Tuesday, June 14, 2011

flag day

Today, June 14, is "Flag Day" (it comes around every year).
"Flag Day" commemorates the adoption of the flag of the United States, which happened on June 14th, 1777 by a resolution of the Second Continental Congress.

Now, for 108 years after that resolution, nobody really gave a rat's ass for June 14th.
But long about 1885 B.J. Cigrand, a Wisconsin public school-teacher, arranged for his pupils to observe June 14th as
"Flag Birthday"
He promoted it in the media of the time as best he could and 4 years later (1889), another school-teacher, George Balch, in New York City planned ceremonies for the children of his school and soon the celebration of "Flag Day" was adopted by New York's Board of Education.

In 1891, the Betsy Ross House (in Philadelphia) held it's first "Flag Day" celebration and the next year, the "New York Society of the Sons of the Revolution" and the "Pennsylvania Society of Colonial Dames" (what a great name) celebrated
it too.
The concept of "Flag Day" was catching fire at the
grassroots level.

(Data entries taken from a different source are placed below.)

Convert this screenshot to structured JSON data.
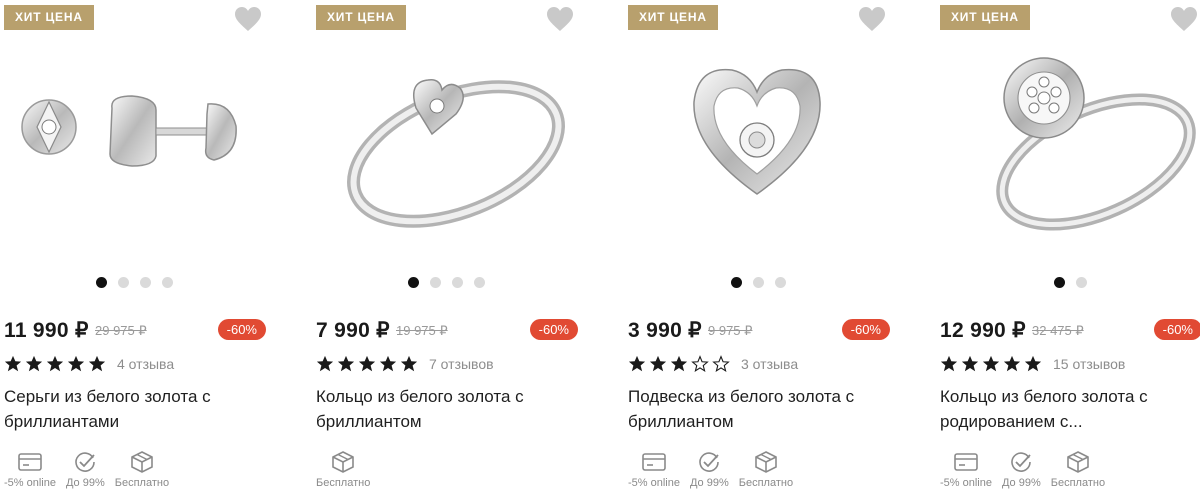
{
  "products": [
    {
      "badge": "ХИТ ЦЕНА",
      "price": "11 990 ₽",
      "old_price": "29 975 ₽",
      "discount": "-60%",
      "rating": 5,
      "reviews": "4 отзыва",
      "title": "Серьги из белого золота с бриллиантами",
      "image_icon": "stud-earrings-icon",
      "slides": 4,
      "active_slide": 0,
      "features": [
        {
          "icon": "card-icon",
          "label": "-5% online"
        },
        {
          "icon": "check-badge-icon",
          "label": "До 99%"
        },
        {
          "icon": "box-icon",
          "label": "Бесплатно"
        }
      ]
    },
    {
      "badge": "ХИТ ЦЕНА",
      "price": "7 990 ₽",
      "old_price": "19 975 ₽",
      "discount": "-60%",
      "rating": 5,
      "reviews": "7 отзывов",
      "title": "Кольцо из белого золота с бриллиантом",
      "image_icon": "heart-ring-icon",
      "slides": 4,
      "active_slide": 0,
      "features": [
        {
          "icon": "box-icon",
          "label": "Бесплатно"
        }
      ]
    },
    {
      "badge": "ХИТ ЦЕНА",
      "price": "3 990 ₽",
      "old_price": "9 975 ₽",
      "discount": "-60%",
      "rating": 3,
      "reviews": "3 отзыва",
      "title": "Подвеска из белого золота с бриллиантом",
      "image_icon": "heart-pendant-icon",
      "slides": 3,
      "active_slide": 0,
      "features": [
        {
          "icon": "card-icon",
          "label": "-5% online"
        },
        {
          "icon": "check-badge-icon",
          "label": "До 99%"
        },
        {
          "icon": "box-icon",
          "label": "Бесплатно"
        }
      ]
    },
    {
      "badge": "ХИТ ЦЕНА",
      "price": "12 990 ₽",
      "old_price": "32 475 ₽",
      "discount": "-60%",
      "rating": 5,
      "reviews": "15 отзывов",
      "title": "Кольцо из белого золота с родированием с...",
      "image_icon": "cluster-ring-icon",
      "slides": 2,
      "active_slide": 0,
      "features": [
        {
          "icon": "card-icon",
          "label": "-5% online"
        },
        {
          "icon": "check-badge-icon",
          "label": "До 99%"
        },
        {
          "icon": "box-icon",
          "label": "Бесплатно"
        }
      ]
    }
  ],
  "colors": {
    "badge": "#b8a06d",
    "discount": "#e14a33",
    "star": "#1a1a1a",
    "favorite": "#c9c9c9"
  }
}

In 1914, the U.S. Secretary of the Interior, Franklin Lane, delivered a Flag Day address in which he repeated words, he said, the flag had spoken to him that morning. . .
"I am what you make me; nothing more. I swing before your eyes as a bright gleam of color, a symbol of yourself."
(really, I'm not making this up!)

Finally, inspired by three decades of state and local celebrations, "Flag Day" was officially established by the proclamation of President Woodrow Wilson in 1916.
Then in 1949, President Truman signed an Act of Congress designating June 14th of each year as "National Flag Day".

No comments: